START PROVIDED DATA
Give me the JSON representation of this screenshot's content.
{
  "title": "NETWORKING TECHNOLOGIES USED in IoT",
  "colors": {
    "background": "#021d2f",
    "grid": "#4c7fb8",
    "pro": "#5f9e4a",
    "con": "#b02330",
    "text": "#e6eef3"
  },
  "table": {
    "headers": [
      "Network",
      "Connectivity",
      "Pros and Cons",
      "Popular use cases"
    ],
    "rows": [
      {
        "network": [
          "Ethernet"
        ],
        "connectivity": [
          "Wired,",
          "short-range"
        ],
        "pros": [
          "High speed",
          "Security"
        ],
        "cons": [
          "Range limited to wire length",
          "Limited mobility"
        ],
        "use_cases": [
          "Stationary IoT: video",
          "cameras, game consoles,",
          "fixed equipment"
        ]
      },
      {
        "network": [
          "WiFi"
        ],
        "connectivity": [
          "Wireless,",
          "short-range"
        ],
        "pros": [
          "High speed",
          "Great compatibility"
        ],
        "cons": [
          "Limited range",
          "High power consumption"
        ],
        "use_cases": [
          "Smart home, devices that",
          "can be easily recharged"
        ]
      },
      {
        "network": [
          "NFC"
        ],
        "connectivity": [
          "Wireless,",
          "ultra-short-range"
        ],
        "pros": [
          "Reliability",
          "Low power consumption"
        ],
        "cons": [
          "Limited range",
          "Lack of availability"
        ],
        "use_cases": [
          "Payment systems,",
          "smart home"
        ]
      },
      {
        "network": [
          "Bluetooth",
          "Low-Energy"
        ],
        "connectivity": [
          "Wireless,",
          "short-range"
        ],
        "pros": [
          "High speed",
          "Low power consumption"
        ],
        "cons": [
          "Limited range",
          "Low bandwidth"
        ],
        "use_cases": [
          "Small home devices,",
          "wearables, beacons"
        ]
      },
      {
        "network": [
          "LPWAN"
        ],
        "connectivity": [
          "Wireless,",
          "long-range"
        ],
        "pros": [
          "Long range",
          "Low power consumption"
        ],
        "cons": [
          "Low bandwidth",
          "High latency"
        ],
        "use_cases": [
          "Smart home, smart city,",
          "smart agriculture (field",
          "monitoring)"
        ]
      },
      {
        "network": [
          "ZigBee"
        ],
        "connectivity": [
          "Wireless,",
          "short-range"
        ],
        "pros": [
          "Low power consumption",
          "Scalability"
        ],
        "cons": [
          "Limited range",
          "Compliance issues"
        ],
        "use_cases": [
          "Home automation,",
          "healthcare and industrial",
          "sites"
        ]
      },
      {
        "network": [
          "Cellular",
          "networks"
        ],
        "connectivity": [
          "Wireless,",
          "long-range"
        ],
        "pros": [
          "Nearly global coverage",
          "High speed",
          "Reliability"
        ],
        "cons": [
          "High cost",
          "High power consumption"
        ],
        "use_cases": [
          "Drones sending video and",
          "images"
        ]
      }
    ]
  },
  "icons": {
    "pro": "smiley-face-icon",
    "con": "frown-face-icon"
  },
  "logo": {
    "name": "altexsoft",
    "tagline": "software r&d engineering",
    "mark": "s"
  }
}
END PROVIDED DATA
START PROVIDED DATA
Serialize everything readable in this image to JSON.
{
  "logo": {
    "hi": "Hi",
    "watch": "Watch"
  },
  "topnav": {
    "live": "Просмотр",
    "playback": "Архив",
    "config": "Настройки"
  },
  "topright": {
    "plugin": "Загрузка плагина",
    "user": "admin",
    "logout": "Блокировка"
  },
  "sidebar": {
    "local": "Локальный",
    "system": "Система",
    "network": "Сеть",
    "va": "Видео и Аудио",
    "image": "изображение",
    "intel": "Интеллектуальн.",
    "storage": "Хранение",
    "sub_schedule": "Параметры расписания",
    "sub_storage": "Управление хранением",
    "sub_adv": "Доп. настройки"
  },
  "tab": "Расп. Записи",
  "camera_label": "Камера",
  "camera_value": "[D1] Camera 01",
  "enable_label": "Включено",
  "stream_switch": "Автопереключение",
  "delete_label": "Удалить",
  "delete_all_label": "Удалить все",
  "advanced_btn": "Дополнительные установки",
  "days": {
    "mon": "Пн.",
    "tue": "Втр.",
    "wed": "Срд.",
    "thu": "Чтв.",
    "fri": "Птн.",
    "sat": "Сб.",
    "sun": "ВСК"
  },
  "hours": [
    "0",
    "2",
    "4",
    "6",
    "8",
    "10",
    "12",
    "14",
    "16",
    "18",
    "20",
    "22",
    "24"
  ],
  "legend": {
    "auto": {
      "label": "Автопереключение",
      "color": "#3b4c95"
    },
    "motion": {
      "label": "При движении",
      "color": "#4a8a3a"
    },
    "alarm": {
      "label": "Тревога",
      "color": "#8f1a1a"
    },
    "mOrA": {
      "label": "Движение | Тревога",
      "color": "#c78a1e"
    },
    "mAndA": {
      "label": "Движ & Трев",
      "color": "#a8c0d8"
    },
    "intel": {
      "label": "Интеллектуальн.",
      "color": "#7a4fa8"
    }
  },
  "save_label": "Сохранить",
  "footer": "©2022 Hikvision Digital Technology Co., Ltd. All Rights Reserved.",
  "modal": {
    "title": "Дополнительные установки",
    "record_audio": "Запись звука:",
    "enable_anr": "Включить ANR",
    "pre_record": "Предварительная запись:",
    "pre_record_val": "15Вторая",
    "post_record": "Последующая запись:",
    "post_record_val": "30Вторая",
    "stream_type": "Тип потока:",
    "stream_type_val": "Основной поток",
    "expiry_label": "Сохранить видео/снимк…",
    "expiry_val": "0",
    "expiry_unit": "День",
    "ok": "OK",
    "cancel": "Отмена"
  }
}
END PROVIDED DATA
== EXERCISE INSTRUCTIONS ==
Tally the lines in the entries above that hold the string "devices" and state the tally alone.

== ANSWER TO THIS TASK ==
2